WHAT THE TASK ASKS -
How many lines in the material below include the string "Waveform"? Answer with the number only.

PROVIDED DATA -
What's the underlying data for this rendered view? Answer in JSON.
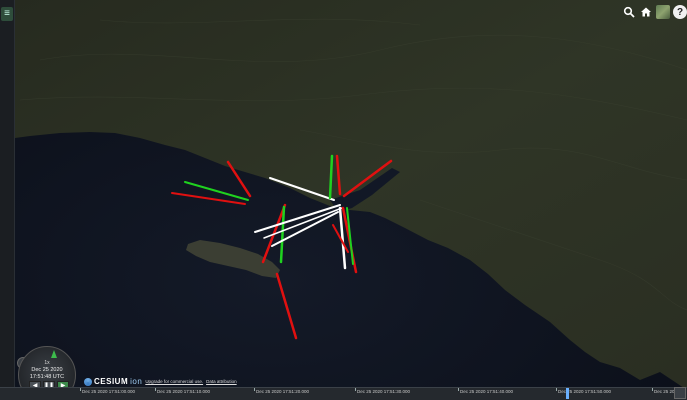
{
  "sidebar": {
    "menu_icon": "hamburger-icon",
    "menu_glyph": "≡"
  },
  "toolbar": {
    "search_icon": "search-icon",
    "home_icon": "home-icon",
    "layer_picker_icon": "imagery-layer-picker-icon",
    "help_label": "?"
  },
  "clock": {
    "speed": "1x",
    "date": "Dec 25 2020",
    "time": "17:51:48 UTC",
    "buttons": [
      "◀",
      "❚❚",
      "▶"
    ]
  },
  "credits": {
    "logo_text": "CESIUM",
    "logo_suffix": "ion",
    "upgrade_link": "Upgrade for commercial use.",
    "data_link": "Data attribution"
  },
  "timeline": {
    "ticks": [
      "Dec 25 2020 17:51:00.000",
      "Dec 25 2020 17:51:10.000",
      "Dec 25 2020 17:51:20.000",
      "Dec 25 2020 17:51:30.000",
      "Dec 25 2020 17:51:40.000",
      "Dec 25 2020 17:51:50.000",
      "Dec 25 2020"
    ]
  },
  "colors": {
    "land": "#2f3424",
    "water": "#101522",
    "track_green": "#1fd21f",
    "track_red": "#e01010",
    "track_white": "#ffffff"
  }
}
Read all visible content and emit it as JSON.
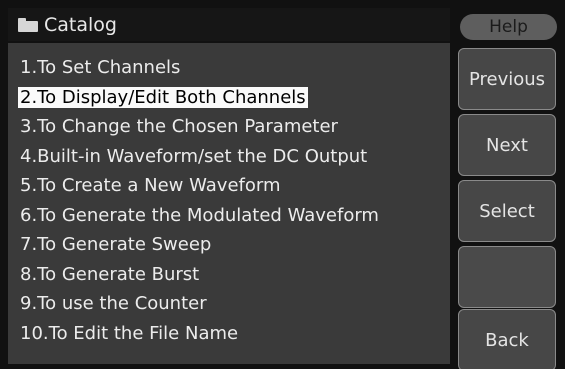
{
  "window": {
    "title": "Catalog",
    "icon": "folder-icon"
  },
  "help_label": "Help",
  "menu": [
    {
      "label": "1.To Set Channels",
      "selected": false
    },
    {
      "label": "2.To Display/Edit Both Channels",
      "selected": true
    },
    {
      "label": "3.To Change the Chosen Parameter",
      "selected": false
    },
    {
      "label": "4.Built-in Waveform/set the DC Output",
      "selected": false
    },
    {
      "label": "5.To Create a New Waveform",
      "selected": false
    },
    {
      "label": "6.To Generate the Modulated Waveform",
      "selected": false
    },
    {
      "label": "7.To Generate Sweep",
      "selected": false
    },
    {
      "label": "8.To Generate Burst",
      "selected": false
    },
    {
      "label": "9.To use the Counter",
      "selected": false
    },
    {
      "label": "10.To Edit the File Name",
      "selected": false
    }
  ],
  "softkeys": {
    "previous": "Previous",
    "next": "Next",
    "select": "Select",
    "blank": "",
    "back": "Back"
  },
  "colors": {
    "background": "#111111",
    "panel": "#3a3a3a",
    "selection": "#fafafa",
    "button": "#474747"
  }
}
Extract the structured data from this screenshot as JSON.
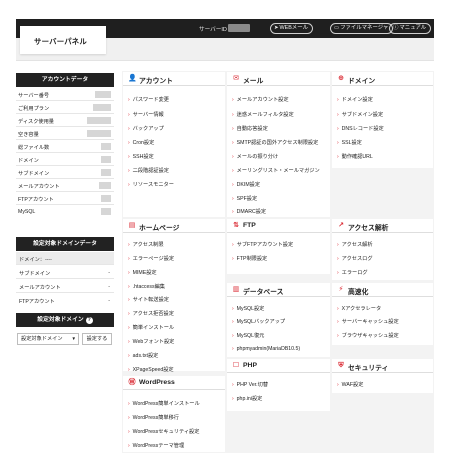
{
  "header": {
    "logo": "サーバーパネル",
    "server_id_label": "サーバーID",
    "buttons": [
      {
        "label": "WEBメール",
        "icon": "send-icon"
      },
      {
        "label": "ファイルマネージャ",
        "icon": "folder-icon"
      },
      {
        "label": "マニュアル",
        "icon": "info-icon"
      }
    ]
  },
  "account": {
    "title": "アカウントデータ",
    "rows": [
      {
        "label": "サーバー番号"
      },
      {
        "label": "ご利用プラン"
      },
      {
        "label": "ディスク使用量"
      },
      {
        "label": "空き容量"
      },
      {
        "label": "総ファイル数"
      },
      {
        "label": "ドメイン"
      },
      {
        "label": "サブドメイン"
      },
      {
        "label": "メールアカウント"
      },
      {
        "label": "FTPアカウント"
      },
      {
        "label": "MySQL"
      }
    ]
  },
  "domain_data": {
    "title": "設定対象ドメインデータ",
    "rows": [
      {
        "label": "ドメイン：----",
        "value": ""
      },
      {
        "label": "サブドメイン",
        "value": "-"
      },
      {
        "label": "メールアカウント",
        "value": "-"
      },
      {
        "label": "FTPアカウント",
        "value": "-"
      }
    ]
  },
  "target_domain": {
    "title": "設定対象ドメイン",
    "help_icon": "?",
    "select_value": "設定対象ドメイン",
    "button": "設定する"
  },
  "sections": {
    "account": {
      "title": "アカウント",
      "icon": "user-icon",
      "items": [
        "パスワード変更",
        "サーバー情報",
        "バックアップ",
        "Cron設定",
        "SSH設定",
        "二段階認証設定",
        "リソースモニター"
      ]
    },
    "mail": {
      "title": "メール",
      "icon": "mail-icon",
      "items": [
        "メールアカウント設定",
        "迷惑メールフィルタ設定",
        "自動応答設定",
        "SMTP認証の国外アクセス制限設定",
        "メールの振り分け",
        "メーリングリスト・メールマガジン",
        "DKIM設定",
        "SPF設定",
        "DMARC設定"
      ]
    },
    "domain": {
      "title": "ドメイン",
      "icon": "globe-icon",
      "items": [
        "ドメイン設定",
        "サブドメイン設定",
        "DNSレコード設定",
        "SSL設定",
        "動作確認URL"
      ]
    },
    "homepage": {
      "title": "ホームページ",
      "icon": "browser-icon",
      "items": [
        "アクセス制限",
        "エラーページ設定",
        "MIME設定",
        ".htaccess編集",
        "サイト転送設定",
        "アクセス拒否設定",
        "簡単インストール",
        "Webフォント設定",
        "ads.txt設定",
        "XPageSpeed設定"
      ]
    },
    "ftp": {
      "title": "FTP",
      "icon": "ftp-icon",
      "items": [
        "サブFTPアカウント設定",
        "FTP制限設定"
      ]
    },
    "access": {
      "title": "アクセス解析",
      "icon": "analytics-icon",
      "items": [
        "アクセス解析",
        "アクセスログ",
        "エラーログ"
      ]
    },
    "database": {
      "title": "データベース",
      "icon": "database-icon",
      "items": [
        "MySQL設定",
        "MySQLバックアップ",
        "MySQL復元",
        "phpmyadmin(MariaDB10.5)"
      ]
    },
    "speedup": {
      "title": "高速化",
      "icon": "speed-icon",
      "items": [
        "Xアクセラレータ",
        "サーバーキャッシュ設定",
        "ブラウザキャッシュ設定"
      ]
    },
    "php": {
      "title": "PHP",
      "icon": "php-icon",
      "items": [
        "PHP Ver.切替",
        "php.ini設定"
      ]
    },
    "security": {
      "title": "セキュリティ",
      "icon": "shield-icon",
      "items": [
        "WAF設定"
      ]
    },
    "wordpress": {
      "title": "WordPress",
      "icon": "wordpress-icon",
      "items": [
        "WordPress簡単インストール",
        "WordPress簡単移行",
        "WordPressセキュリティ設定",
        "WordPressテーマ管理"
      ]
    }
  },
  "colors": {
    "accent": "#d9232d",
    "header_bg": "#1f1f1f",
    "sidebar_head": "#222222"
  }
}
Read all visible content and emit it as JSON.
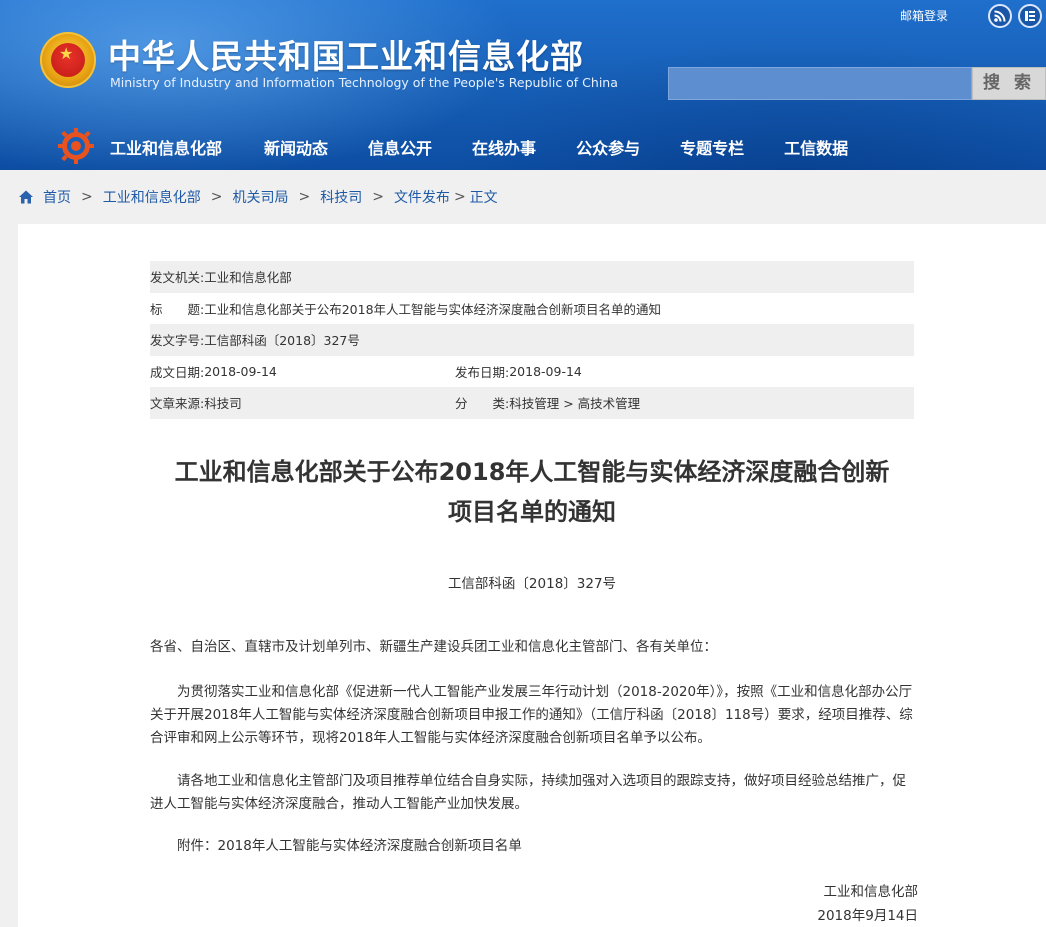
{
  "header": {
    "site_title": "中华人民共和国工业和信息化部",
    "site_subtitle": "Ministry of Industry and Information Technology of the People's Republic of China",
    "mail_login": "邮箱登录",
    "search_placeholder": "",
    "search_button": "搜 索",
    "icons": [
      "rss-icon",
      "weibo-icon"
    ]
  },
  "nav": {
    "items": [
      "工业和信息化部",
      "新闻动态",
      "信息公开",
      "在线办事",
      "公众参与",
      "专题专栏",
      "工信数据"
    ]
  },
  "breadcrumb": {
    "items": [
      "首页",
      "工业和信息化部",
      "机关司局",
      "科技司",
      "文件发布",
      "正文"
    ],
    "separator": ">"
  },
  "meta": {
    "issuer_label": "发文机关:",
    "issuer": "工业和信息化部",
    "title_label": "标　　题:",
    "title": "工业和信息化部关于公布2018年人工智能与实体经济深度融合创新项目名单的通知",
    "doc_no_label": "发文字号:",
    "doc_no": "工信部科函〔2018〕327号",
    "written_date_label": "成文日期:",
    "written_date": "2018-09-14",
    "publish_date_label": "发布日期:",
    "publish_date": "2018-09-14",
    "source_label": "文章来源:",
    "source": "科技司",
    "category_label": "分　　类:",
    "category": "科技管理 > 高技术管理"
  },
  "article": {
    "title_line1": "工业和信息化部关于公布2018年人工智能与实体经济深度融合创新",
    "title_line2": "项目名单的通知",
    "doc_number": "工信部科函〔2018〕327号",
    "salutation": "各省、自治区、直辖市及计划单列市、新疆生产建设兵团工业和信息化主管部门、各有关单位：",
    "para1": "为贯彻落实工业和信息化部《促进新一代人工智能产业发展三年行动计划（2018-2020年）》，按照《工业和信息化部办公厅关于开展2018年人工智能与实体经济深度融合创新项目申报工作的通知》（工信厅科函〔2018〕118号）要求，经项目推荐、综合评审和网上公示等环节，现将2018年人工智能与实体经济深度融合创新项目名单予以公布。",
    "para2": "请各地工业和信息化主管部门及项目推荐单位结合自身实际，持续加强对入选项目的跟踪支持，做好项目经验总结推广，促进人工智能与实体经济深度融合，推动人工智能产业加快发展。",
    "attachment": "附件：2018年人工智能与实体经济深度融合创新项目名单",
    "sign_org": "工业和信息化部",
    "sign_date": "2018年9月14日"
  },
  "colors": {
    "header_blue": "#1760b8",
    "link_blue": "#1f5aa6",
    "row_shade": "#efefef"
  }
}
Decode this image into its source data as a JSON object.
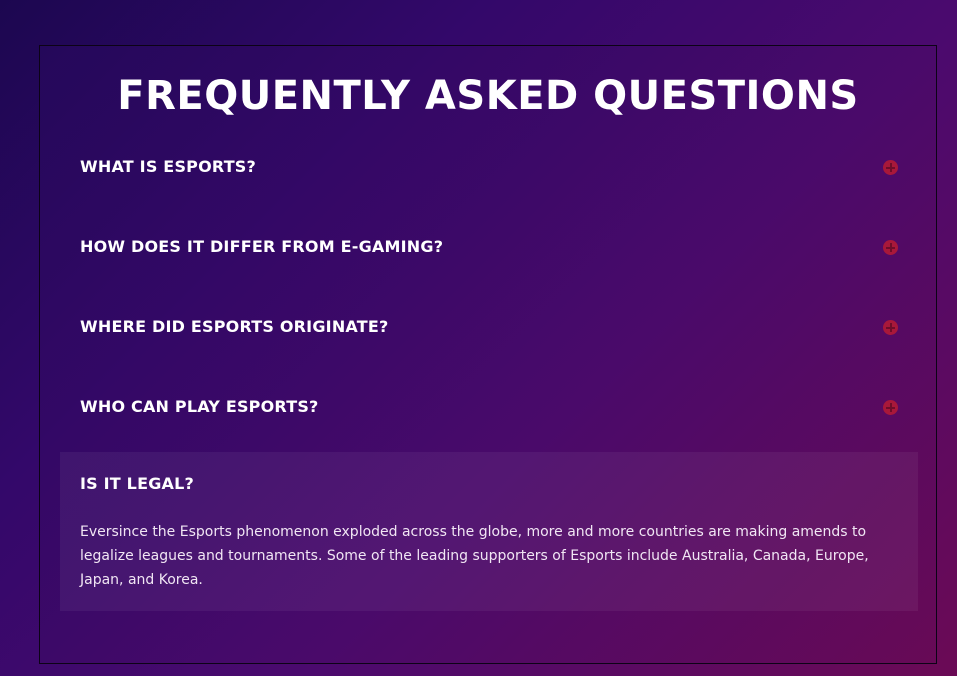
{
  "faq": {
    "title": "FREQUENTLY ASKED QUESTIONS",
    "items": [
      {
        "question": "WHAT IS ESPORTS?",
        "icon": "plus-circle-icon",
        "expanded": false
      },
      {
        "question": "HOW DOES IT DIFFER FROM E-GAMING?",
        "icon": "plus-circle-icon",
        "expanded": false
      },
      {
        "question": "WHERE DID ESPORTS ORIGINATE?",
        "icon": "plus-circle-icon",
        "expanded": false
      },
      {
        "question": "WHO CAN PLAY ESPORTS?",
        "icon": "plus-circle-icon",
        "expanded": false
      },
      {
        "question": "IS IT LEGAL?",
        "expanded": true,
        "answer": "Eversince the Esports phenomenon exploded across the globe, more and more countries are making amends to legalize leagues and tournaments. Some of the leading supporters of Esports include Australia, Canada, Europe, Japan, and Korea."
      }
    ]
  },
  "colors": {
    "icon_accent": "#a8183a",
    "text": "#ffffff"
  }
}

ANSWER TO THIS EXERCISE -
3